The book takes a narrative form, directly explaining its sub-title, “How we lost the global battle against disinformation,” but it is short on “what we can do about it,” and offers no real conceptual or strategic analysis of the problems associated with disinformation. Mr. Stengel describes his arrival at and onboarding to the United States Department of State, and humbly narrates his confusion with respect to the mechanisms of government throughout his tenure. He provides an intimate witness’s account of the rise of the Islamic State and pro-Russian, pro-Ukrainian annexation disinformation campaigns, and then frankly describes his department’s lack of awareness of, preparedness for, or ability to deal with these activities. Stengel literally explains how the rise of disinformation campaigns came about from a bystander’s perspective, offering no depth of analysis of the grand- or military-strategic forces at play.

A telling moment in the narrative is Mr. Stengel’s realization, upon being briefed by a military intelligence officer, that the asymmetry of disinformation is its key attraction (in this case, for Russia): creating confusion is both a method and an objective. This anecdote alone, no more than a page of text in this book, is the most theoretically-substantial contribution made by Stengel herein. The anecdote’s implication is even more revealing: senior State Department officials appeared to have no substantial understanding of disinformation until well in to its zenith as a strategy. What Stengel lacks in expertise is made up for in strong story telling ability and an affinity for crediting smart, capable subordinates who enabled both him and other principals of the department.

The colloquial voice that Stengel chooses for his narration makes the book entertaining and easy to digest. Therefore, the account of the rise of modern disinformation is well-presented in that sense, but it is notably casual, and at times, this causes the reader to wonder how seriously the author takes his subject. His final section of the book, which outlines “what we can do about it,” is a very abbreviated response to the problems posed by disinformation that would perhaps be appropriate for a memorandum from someone of his stature, had his intent been to brief Secretary Kelly or President Obama. To that end, it might have been expanded into a restructured second half of a book, following up on a more abbreviated narrative to answer the piqued interest in disinformation problems. That said, in this section, more strategic, legal, and technical aptitude is displayed than in the remainder of the book, which provides great credibility to Stengel’s arguments that might have been better tied in earlier in the narrative.

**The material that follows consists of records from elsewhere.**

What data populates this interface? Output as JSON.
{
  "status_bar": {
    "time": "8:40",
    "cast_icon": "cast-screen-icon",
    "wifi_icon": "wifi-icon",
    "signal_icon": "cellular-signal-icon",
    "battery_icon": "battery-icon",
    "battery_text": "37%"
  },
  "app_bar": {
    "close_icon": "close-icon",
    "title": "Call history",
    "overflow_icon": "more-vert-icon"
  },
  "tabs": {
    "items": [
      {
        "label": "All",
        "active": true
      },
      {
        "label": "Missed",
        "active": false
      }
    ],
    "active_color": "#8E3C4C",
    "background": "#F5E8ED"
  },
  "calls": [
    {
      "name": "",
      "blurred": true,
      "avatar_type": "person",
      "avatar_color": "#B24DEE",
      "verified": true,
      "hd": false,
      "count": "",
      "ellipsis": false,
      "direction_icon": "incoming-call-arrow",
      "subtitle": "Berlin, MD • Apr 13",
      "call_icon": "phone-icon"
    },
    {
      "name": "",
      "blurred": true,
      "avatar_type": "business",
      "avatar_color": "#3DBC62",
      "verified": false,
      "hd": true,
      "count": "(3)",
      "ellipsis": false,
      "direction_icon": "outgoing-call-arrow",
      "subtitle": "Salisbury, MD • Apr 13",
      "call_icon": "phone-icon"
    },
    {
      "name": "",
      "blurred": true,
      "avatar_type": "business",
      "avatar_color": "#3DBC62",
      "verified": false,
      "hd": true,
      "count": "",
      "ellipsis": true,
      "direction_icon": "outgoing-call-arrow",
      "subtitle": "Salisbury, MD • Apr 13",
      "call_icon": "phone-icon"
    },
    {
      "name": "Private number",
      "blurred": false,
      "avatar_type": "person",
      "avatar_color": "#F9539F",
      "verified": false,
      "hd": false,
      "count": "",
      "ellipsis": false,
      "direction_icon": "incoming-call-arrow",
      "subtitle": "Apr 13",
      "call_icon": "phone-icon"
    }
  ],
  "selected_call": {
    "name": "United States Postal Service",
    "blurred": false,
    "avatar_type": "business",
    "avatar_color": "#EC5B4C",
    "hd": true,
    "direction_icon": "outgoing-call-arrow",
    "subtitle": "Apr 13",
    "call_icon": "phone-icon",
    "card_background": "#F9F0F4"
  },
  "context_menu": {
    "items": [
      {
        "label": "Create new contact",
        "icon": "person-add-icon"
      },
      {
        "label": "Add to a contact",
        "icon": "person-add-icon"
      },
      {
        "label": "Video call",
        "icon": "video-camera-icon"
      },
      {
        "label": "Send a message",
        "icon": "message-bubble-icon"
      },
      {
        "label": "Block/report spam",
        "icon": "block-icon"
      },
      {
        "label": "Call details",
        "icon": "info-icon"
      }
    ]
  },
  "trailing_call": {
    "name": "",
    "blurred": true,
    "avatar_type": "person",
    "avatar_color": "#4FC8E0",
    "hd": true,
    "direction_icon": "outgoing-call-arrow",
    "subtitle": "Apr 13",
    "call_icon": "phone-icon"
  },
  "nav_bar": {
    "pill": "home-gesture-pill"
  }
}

Information Wars… is neither scholarship, nor a practitioner’s expert input, although it presents itself as the latter. It is perhaps more similar to an ethnographer’s notes on the development of a phenomenon, recounting local perceptions and actions associated with it, but not creating a greater conceptual model. The book is a good introductory resource to understanding disinformation, and it is worth the read as a historical account from one of the leaders of the American response to the rise of the Islamic State and the Russian invasion of Ukraine. While political scientists or information operations practitioners will probably not benefit much from the book, anyone with a fundamental awareness of disinformation will find its contents informative, and its style engaging.

Simon D.H. Wells is a former uniformed member of 4 Canadian Division Headquarters, a graduate of the Royal Military College of Canada, and a graduate student at Royal Roads University. He is a certified Professional Logistician and has past experience as an emergency management officer in several domestic operations while employed at Public Safety Canada. Simon has been previously published in the Canadian Military Journal on this field of expertise, and is currently employed with the City of Toronto’s Office of Emergency Management.